From the start of the church in Egypt, Coptic Christians were aware that they could be persecuted for their faith. Alexandria, under the rule of the Roman emperor, Neru, was the home of this new faith, brought to Egypt by St. Mark, and it was not welcomed kindly. Rather, there was a bitter reaction to the point of St. Mark being brutally dragged by rope through the streets of Alexandria by Roman soldiers the Monday following Easter. He was later killed on that day in 68 AD. This was not the end of persecution. The Copts have been persecuted by many of Egypt’s political rulers, yet have clung fast to the Cross and the messages of humility and hope that come from the Cross.

In the Coptic Church, persecution is perceived as a Biblical part of living out the Christian faith. It’s not about culture wars and ideology over social issues. It’s about believing in the core of the gospel message and standing firm, though you may face imprisonment, beatings, and death.

The fact that Coptic Christians have known persecution for centuries does not exempt me or any Christian from speaking out against persecution, and the right to believe as one chooses, but it does give a perspective and raises a challenge for me. The challenge is that of sustaining a faith, and growing the church despite, and through, persecution. The words from Luke 9:23 are clear:

If anyone wishes to come after Me, he must deny himself, take up his cross, and follow Me

I have much to learn from Christians in other countries. The comfortable pews and buildings that have become a part of my days of worship have lulled me into a belief that persecution is about a colleague disagreeing with my stance on a social issue. That doesn’t seem to be the true meaning of persecution, not historically, and not in the present. I don’t think I am to chase after persecution, but I do believe I am to daily learn more of what it means to live as a Christian, so that should it come, there will be no question but to cling to the Cross with no looking back.

Would you be a Human Shield?

St. Mark's Cathedral in Alexandria
Image via Wikipedia

“Egyptian Muslims to Act as Human Shield at Coptic Christmas Mass” –  were the headlines in a story two days ago from Ahram Online news. The story goes into detail on the unity of Egyptian Muslims coming together to shield fellow Egyptians from danger, Coptic Christians, people who share the same country but not the same faith. A week prior at a New Year’s service held at the Two Saints Coptic Church in Alexandria more than 30 Egyptians were killed and over 90 injured in an attack carried out by a suicide bomber.

The story is a story that is seldom heard.  This happened the day before the tragic shooting in Tucson, Arizona.
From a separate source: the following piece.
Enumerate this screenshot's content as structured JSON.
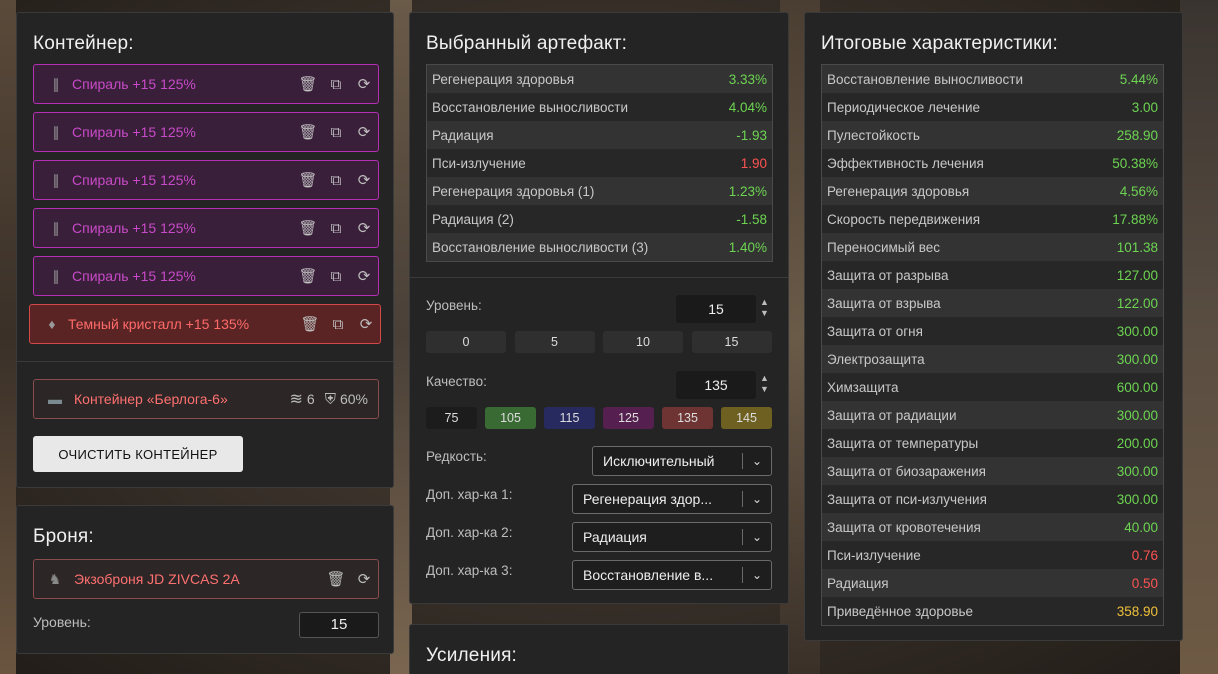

A shooting that seriously wounded a congresswoman, killed a judge, and took away life from a 9-year old.   There were no Human Shields for the Arizona shooting and the country is grieving and rightfully troubled over this preventable tragedy.   

Salman Taseer, governor of the Punjab, lost his life last week being a verbal human shield.  He defended the rights of a Christian woman in Pakistan – she a minority as a Christian, a minority as a woman. He had nothing in common with her on the surface but chose to  advocate for her release and fight against blasphemy laws in Pakistan.

Would I be a Human Shield if someone or a group of people with whom I disagree are under attack?  Let me bring this closer to home:  If I knew a mosque was at risk of being attacked in the greater Boston area, would I be willing to serve as a human shield, despite the fact that I’m not Muslim and know there are fundamental differences in core beliefs?  Would I be a shield of protection for people who have a belief or ideology with which I disagree, to protect life?

Convictions sometimes prohibit me from compassion and the practical living out of my beliefs. Somehow I get the idea that if I stand up for someone in the face of violence against them, whether it be physical or verbal,  that I agree with them, that I am being untrue to my values and promoting those that are antithetical to mine.  I don’t believe it’s that simple. Was the Good Samaritan afraid of losing his culture and his values? I’ll close with two questions:

  1. Would you be a Human Shield?
  2. Why or Why-not?

Related Articles